There has long been contention surrounding the costs associated with delivering the USO, and the increased costs associated with this bill give rise give rise to some scepticism. As the chairman of the standing committee on communications in earlier times, I can vouch for that, because one of the great unknowns was the real cost of the USO. The increased subsidy to Telstra and the expansion of services to be funded via the industry levy mean that all carriers will be paying a much higher levy. The government says that to provide some lead time it will cap the levy on carriers for the first two years so that their overall liability does not increase. Again, what happens after that?

In the remaining minutes I have I want to talk about the circumstance in my own electorate. It is not, strictly speaking, a USO matter, but it is germane to the debate we are having today. During the floods 12 months ago, an underriver cable from Bundaberg city to North Bundaberg became dislodged, floated to the surface, was damaged and, progressively during the year that has just gone, became more and more crackly and unusable. Then in December last year there was a great failure throughout the suburb of North Bundaberg. One estimate says that 900 people were affected, but Telstra told one operator that I dealt with that they were dealing with 2,400 households—which I find an extraordinary figure.

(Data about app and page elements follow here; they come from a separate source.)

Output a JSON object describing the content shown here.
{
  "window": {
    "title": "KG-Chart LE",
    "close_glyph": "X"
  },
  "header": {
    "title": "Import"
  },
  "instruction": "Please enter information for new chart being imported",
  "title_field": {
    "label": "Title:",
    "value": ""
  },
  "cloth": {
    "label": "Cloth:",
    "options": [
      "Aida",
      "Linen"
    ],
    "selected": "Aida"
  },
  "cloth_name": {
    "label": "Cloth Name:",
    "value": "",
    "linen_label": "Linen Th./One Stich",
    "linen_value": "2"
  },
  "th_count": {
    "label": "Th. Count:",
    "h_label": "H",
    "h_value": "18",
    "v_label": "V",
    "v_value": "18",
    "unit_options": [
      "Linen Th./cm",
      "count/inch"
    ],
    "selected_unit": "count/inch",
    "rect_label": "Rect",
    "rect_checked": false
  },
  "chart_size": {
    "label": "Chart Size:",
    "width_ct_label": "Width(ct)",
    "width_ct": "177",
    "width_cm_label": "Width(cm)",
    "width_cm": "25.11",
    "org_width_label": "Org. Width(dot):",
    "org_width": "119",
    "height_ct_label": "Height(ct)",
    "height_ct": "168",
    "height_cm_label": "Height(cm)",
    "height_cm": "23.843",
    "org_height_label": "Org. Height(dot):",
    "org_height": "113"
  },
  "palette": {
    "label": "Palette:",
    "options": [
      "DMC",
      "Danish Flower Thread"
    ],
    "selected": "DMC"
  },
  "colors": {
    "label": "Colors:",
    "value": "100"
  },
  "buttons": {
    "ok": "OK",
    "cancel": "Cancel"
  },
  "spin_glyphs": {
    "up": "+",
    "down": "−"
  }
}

What happened, of course, is that they lost phone services or data services, and in some cases both. This went on for six weeks or more. The impacts were quite extraordinary. Imagine a service station without its EFTPOS facilities, or a real estate agent without regular phones—because they live on their phones. Imagine a major developer trying to juggle works and sales programs without a phone, a pony club secretary trying to arrange events involving nominations from out of town, or a supermarket struggling with communications while trying to do orders and the like. This was a very serious thing. Virtually a whole suburb of Bundaberg was without phone services.

But the attitude of Telstra was quite remarkable. At no stage did they send out a letter to the whole of North Bundaberg—which we do as members of parliament when something happens in a particular suburb. No, that did not happen. They did not send out a news release. People found out only when they rang Telstra, and they had to go to one of those 1300 numbers. The call could take anything from 30 to 45 minutes to be answered, and then it was answered from a foreign country. Now I am not in racist mode today; please do not misinterpret my comments. But the people in these overseas countries did not understand the significance of what was going on. When you are trying to explain what is happening in an Australian town in an Australian flood circumstance, you require people with whom you can communicate clearly. This becomes even more important when you want to ring a 000 service and you cannot get through.

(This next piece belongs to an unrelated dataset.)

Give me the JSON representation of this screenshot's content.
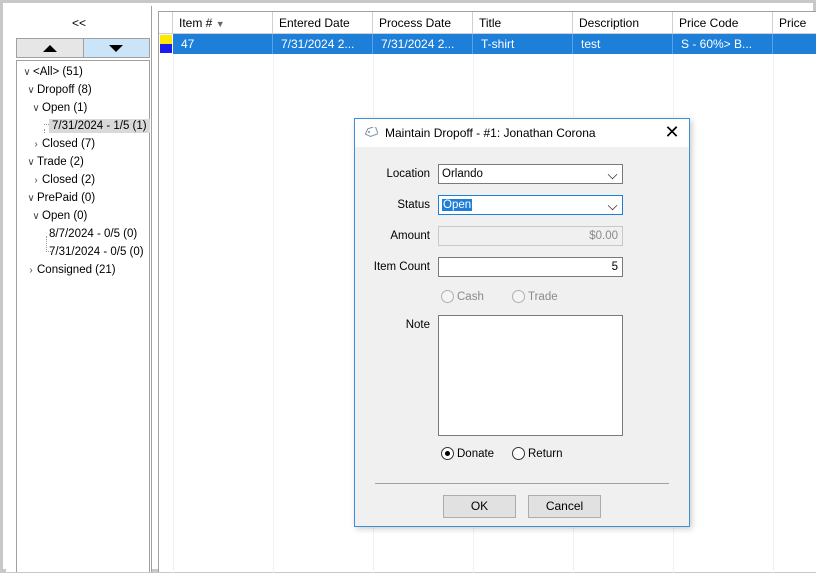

Some of the people told me that they felt that Telstra did not use this as an opportunity to find alternative methods of communications for people while they fixed this cable but rather as an opportunity to sell some of their other, more expensive, services. In one case someone was using the Apple iPhone as a modem. This particular person had a limit of one gigabit per month on their phone. Once that one gigabit was exceeded, it was 25c per megabit. As he pointed out, if he went up to two megabits it was going to cost him another $250 a month. Telstra seemed to think that was quite a good idea. I would have thought that the principle put into play there should have been that when a phone went out Telstra would give the person a mobile phone on a temporary basis. But, no, that did not happen in this instance.

It took a long time for anything to happen. Eventually people got a letter from Telstra—on 27 January—backdating to 3 January advice that Telstra felt it was exempt from the telecommunications customer service guarantee standard. The rationale was that because this was some sort of act of God it was not liable and would not have to make the customer service payments. Telstra seemed more interested in going out and covering its own backside rather than in providing its customers with alternative means of communications. If that is the case, how can it be trusted with the USO?

Debate adjourned.